For eight years, I asked people on their deathbeds what they regretted most: This was the most common answer
Bronnie Ware for eight years she was a carer in an institution where people on their deathbeds are hospitalized. Her clients knew they were seriously ill, and most were in their last weeks of life. She gradually realized that her most important role is not physical, but emotional, writes the psychologist Michael Gervais for "CNB".
She was there to listen, and she used that to collect those intimate thoughts of people on their deathbeds in her book. "The Top Five Regrets of the Dying".
In recent days, many of her patients have told her what they regret most. The most common answer was: "I wish I had the courage to live a life true to myself, not the life others expect of me."
"It is very important to try to honor at least some of your dreams before it is too late.
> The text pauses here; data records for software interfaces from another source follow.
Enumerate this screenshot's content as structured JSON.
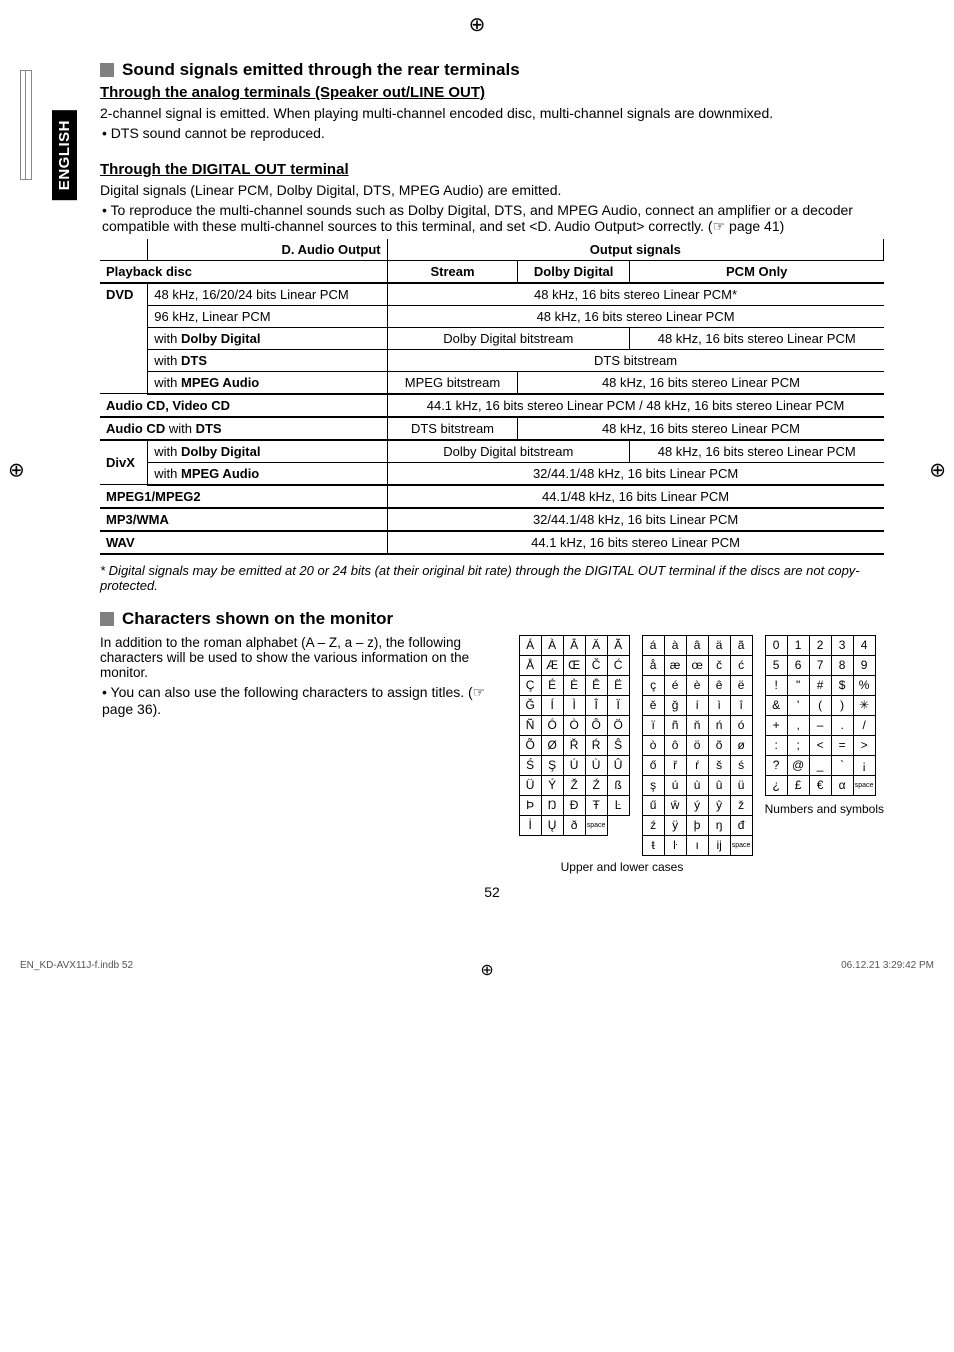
{
  "crop_mark": "⊕",
  "side_tab": "ENGLISH",
  "h1": "Sound signals emitted through the rear terminals",
  "sub1": "Through the analog terminals (Speaker out/LINE OUT)",
  "p1": "2-channel signal is emitted. When playing multi-channel encoded disc, multi-channel signals are downmixed.",
  "b1": "DTS sound cannot be reproduced.",
  "sub2": "Through the DIGITAL OUT terminal",
  "p2": "Digital signals (Linear PCM, Dolby Digital, DTS, MPEG Audio) are emitted.",
  "b2": "To reproduce the multi-channel sounds such as Dolby Digital, DTS, and MPEG Audio, connect an amplifier or a decoder compatible with these multi-channel sources to this terminal, and set <D. Audio Output> correctly. (☞ page 41)",
  "tbl": {
    "head_daudio": "D. Audio Output",
    "head_output": "Output signals",
    "head_playback": "Playback disc",
    "head_stream": "Stream",
    "head_dolby": "Dolby Digital",
    "head_pcm": "PCM Only",
    "dvd": "DVD",
    "dvd_r1a": "48 kHz, 16/20/24 bits Linear PCM",
    "dvd_r1b": "48 kHz, 16 bits stereo Linear PCM*",
    "dvd_r2a": "96 kHz, Linear PCM",
    "dvd_r2b": "48 kHz, 16 bits stereo Linear PCM",
    "with_dd": "with Dolby Digital",
    "ddbs": "Dolby Digital bitstream",
    "pcm48": "48 kHz, 16 bits stereo Linear PCM",
    "with_dts": "with DTS",
    "dtsbs": "DTS bitstream",
    "with_mpeg": "with MPEG Audio",
    "mpegbs": "MPEG bitstream",
    "acd_vcd": "Audio CD, Video CD",
    "acd_vcd_out": "44.1 kHz, 16 bits stereo Linear PCM / 48 kHz, 16 bits stereo Linear PCM",
    "acd_dts": "Audio CD with DTS",
    "divx": "DivX",
    "divx_mpeg": "32/44.1/48 kHz, 16 bits Linear PCM",
    "mpeg12": "MPEG1/MPEG2",
    "mpeg12_out": "44.1/48 kHz, 16 bits Linear PCM",
    "mp3": "MP3/WMA",
    "mp3_out": "32/44.1/48 kHz, 16 bits Linear PCM",
    "wav": "WAV",
    "wav_out": "44.1 kHz, 16 bits stereo Linear PCM"
  },
  "note": "*   Digital signals may be emitted at 20 or 24 bits (at their original bit rate) through the DIGITAL OUT terminal if the discs are not copy-protected.",
  "h2": "Characters shown on the monitor",
  "char_p": "In addition to the roman alphabet (A – Z, a – z), the following characters will be used to show the various information on the monitor.",
  "char_b": "You can also use the following characters to assign titles. (☞ page 36).",
  "chr_upper": [
    [
      "Á",
      "À",
      "Â",
      "Ä",
      "Ã"
    ],
    [
      "Å",
      "Æ",
      "Œ",
      "Č",
      "Ć"
    ],
    [
      "Ç",
      "É",
      "È",
      "Ê",
      "Ë"
    ],
    [
      "Ğ",
      "Í",
      "Ì",
      "Î",
      "Ï"
    ],
    [
      "Ñ",
      "Ó",
      "Ò",
      "Ô",
      "Ö"
    ],
    [
      "Õ",
      "Ø",
      "Ř",
      "Ŕ",
      "Ŝ"
    ],
    [
      "Ś",
      "Ş",
      "Ú",
      "Ù",
      "Û"
    ],
    [
      "Ü",
      "Ý",
      "Ž",
      "Ź",
      "ß"
    ],
    [
      "Þ",
      "Ŋ",
      "Đ",
      "Ŧ",
      "Ŀ"
    ],
    [
      "İ",
      "Ų",
      "ð",
      "space",
      ""
    ]
  ],
  "chr_lower": [
    [
      "á",
      "à",
      "â",
      "ä",
      "ã"
    ],
    [
      "å",
      "æ",
      "œ",
      "č",
      "ć"
    ],
    [
      "ç",
      "é",
      "è",
      "ê",
      "ë"
    ],
    [
      "ě",
      "ğ",
      "í",
      "ì",
      "î"
    ],
    [
      "ï",
      "ñ",
      "ň",
      "ń",
      "ó"
    ],
    [
      "ò",
      "ô",
      "ö",
      "õ",
      "ø"
    ],
    [
      "ő",
      "ř",
      "ŕ",
      "š",
      "ś"
    ],
    [
      "ş",
      "ú",
      "ù",
      "û",
      "ü"
    ],
    [
      "ű",
      "ŵ",
      "ý",
      "ŷ",
      "ž"
    ],
    [
      "ź",
      "ÿ",
      "þ",
      "ŋ",
      "đ"
    ],
    [
      "ŧ",
      "ŀ",
      "ı",
      "ĳ",
      "space"
    ]
  ],
  "chr_sym": [
    [
      "0",
      "1",
      "2",
      "3",
      "4"
    ],
    [
      "5",
      "6",
      "7",
      "8",
      "9"
    ],
    [
      "!",
      "\"",
      "#",
      "$",
      "%"
    ],
    [
      "&",
      "'",
      "(",
      ")",
      "✳"
    ],
    [
      "+",
      ",",
      "–",
      ".",
      "/"
    ],
    [
      ":",
      ";",
      "<",
      "=",
      ">"
    ],
    [
      "?",
      "@",
      "_",
      "`",
      "¡"
    ],
    [
      "¿",
      "£",
      "€",
      "α",
      "space"
    ]
  ],
  "cap_cases": "Upper and lower cases",
  "cap_ns": "Numbers and symbols",
  "page_num": "52",
  "foot_left": "EN_KD-AVX11J-f.indb   52",
  "foot_right": "06.12.21   3:29:42 PM"
}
Health brings a freedom that few realize, until the moment comes when it's gone," Ware writes in his book.
As a psychologist, this is something I see all the time with my patients. I always tell them that we need to work on developing respect for our own time in order to increase our happiness and end that hour of regret and regret.
Why is time the most valuable resource we have?
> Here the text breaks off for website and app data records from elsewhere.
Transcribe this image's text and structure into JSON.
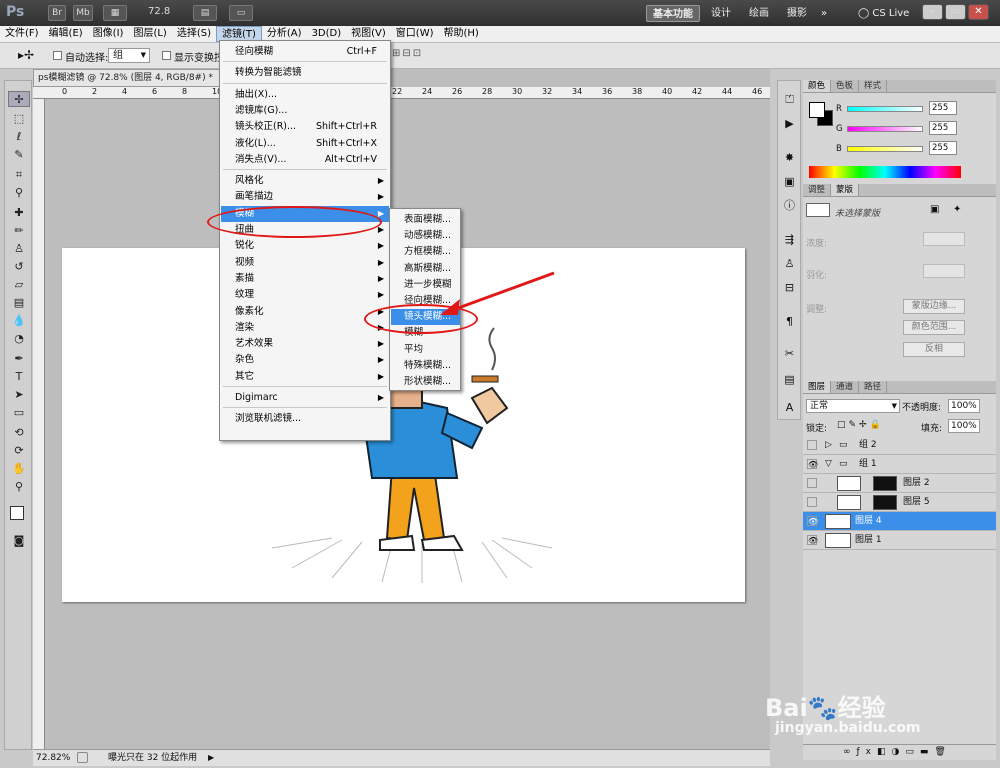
{
  "appbar": {
    "logo": "Ps",
    "btn_br": "Br",
    "btn_mb": "Mb",
    "zoom": "72.8",
    "workspaces": [
      "基本功能",
      "设计",
      "绘画",
      "摄影"
    ],
    "more": "»",
    "cslive": "CS Live"
  },
  "menubar": [
    "文件(F)",
    "编辑(E)",
    "图像(I)",
    "图层(L)",
    "选择(S)",
    "滤镜(T)",
    "分析(A)",
    "3D(D)",
    "视图(V)",
    "窗口(W)",
    "帮助(H)"
  ],
  "optbar": {
    "autoselect_label": "自动选择:",
    "autoselect_value": "组",
    "transform_label": "显示变换控"
  },
  "doc": {
    "tab_title": "ps模糊滤镜 @ 72.8% (图层 4, RGB/8#) *",
    "ruler_marks": [
      "0",
      "2",
      "4",
      "6",
      "8",
      "10",
      "12",
      "14",
      "16",
      "18",
      "20",
      "22",
      "24",
      "26",
      "28",
      "30",
      "32",
      "34",
      "36",
      "38",
      "40",
      "42",
      "44",
      "46"
    ],
    "status_zoom": "72.82%",
    "status_text": "曝光只在 32 位起作用"
  },
  "filter_menu": {
    "top": [
      {
        "label": "径向模糊",
        "shortcut": "Ctrl+F"
      },
      {
        "label": "转换为智能滤镜",
        "shortcut": ""
      },
      {
        "label": "抽出(X)...",
        "shortcut": ""
      },
      {
        "label": "滤镜库(G)...",
        "shortcut": ""
      },
      {
        "label": "镜头校正(R)...",
        "shortcut": "Shift+Ctrl+R"
      },
      {
        "label": "液化(L)...",
        "shortcut": "Shift+Ctrl+X"
      },
      {
        "label": "消失点(V)...",
        "shortcut": "Alt+Ctrl+V"
      }
    ],
    "categories": [
      "风格化",
      "画笔描边",
      "模糊",
      "扭曲",
      "锐化",
      "视频",
      "素描",
      "纹理",
      "像素化",
      "渲染",
      "艺术效果",
      "杂色",
      "其它"
    ],
    "digimarc": "Digimarc",
    "browse": "浏览联机滤镜..."
  },
  "blur_submenu": [
    "表面模糊...",
    "动感模糊...",
    "方框模糊...",
    "高斯模糊...",
    "进一步模糊",
    "径向模糊...",
    "镜头模糊...",
    "模糊",
    "平均",
    "特殊模糊...",
    "形状模糊..."
  ],
  "color_panel": {
    "tabs": [
      "颜色",
      "色板",
      "样式"
    ],
    "r_label": "R",
    "g_label": "G",
    "b_label": "B",
    "r": "255",
    "g": "255",
    "b": "255"
  },
  "adjust_panel": {
    "tabs": [
      "调整",
      "蒙版"
    ],
    "no_mask": "未选择蒙版",
    "density": "浓度:",
    "feather": "羽化:",
    "refine": "调整:",
    "edge_btn": "蒙版边缘...",
    "range_btn": "颜色范围...",
    "invert_btn": "反相"
  },
  "layers_panel": {
    "tabs": [
      "图层",
      "通道",
      "路径"
    ],
    "blend": "正常",
    "opacity_label": "不透明度:",
    "opacity": "100%",
    "lock_label": "锁定:",
    "fill_label": "填充:",
    "fill": "100%",
    "layers": [
      {
        "name": "组 2",
        "kind": "group",
        "visible": false,
        "selected": false
      },
      {
        "name": "组 1",
        "kind": "group",
        "visible": true,
        "selected": false
      },
      {
        "name": "图层 2",
        "kind": "layer-mask",
        "visible": false,
        "selected": false
      },
      {
        "name": "图层 5",
        "kind": "layer-mask",
        "visible": false,
        "selected": false
      },
      {
        "name": "图层 4",
        "kind": "layer",
        "visible": true,
        "selected": true
      },
      {
        "name": "图层 1",
        "kind": "layer",
        "visible": true,
        "selected": false
      }
    ]
  },
  "watermark": {
    "brand": "Bai",
    "brand2": "经验",
    "url": "jingyan.baidu.com"
  },
  "colors": {
    "highlight": "#3b8fe8",
    "annotation": "#e01818"
  }
}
In everyday life, it's easy to forget about the effort and effort to be aligned with what we really want.
But living with the awareness of our own mortality fundamentally changes what we value and how we choose to use our time. It exposes the frivolous, empty activities that our culture often "demands" of us.
Does the response to your social media post really matter? Does it matter what car you drive? Does it matter that a group of friends kicked you out of their social circle? If they "let" you in, do you really want to spend your precious time with them?
Fully accepting the fact that we won't live forever brings our values into focus. When your dermatologist tells you to biopsy a mole because it looks suspicious, you're probably not thinking about the image you've carefully and painstakingly built to be presentable to your peers.
Once you realize that time is our most precious thing, there will no longer be a schism between the choices you want to make and the choices you actually make.
What will you regret at the end of your life?
You don't have to wait, only to look back and wish you had done things differently. You can start your list today. Simply ask yourself what do you regret at this moment?
If you want to spend more time with your two-year-old daughter, you'll probably have that same feeling of regret four decades from now. If you regret now that you opted for the comfort and security of your current job instead of chasing the stars, you will probably feel the same regret and remorse before the end of your life.
The big difference between now and then is that today you have the opportunity to do something about it!
Here's another simple exercise I love: “When you say goodbye to someone, do it as if you might never see them again. Say goodbye in a way that shows appreciation for the time you spent together."
Start with one person today. Tomorrow with two. Do it your way until it becomes part of your daily routine.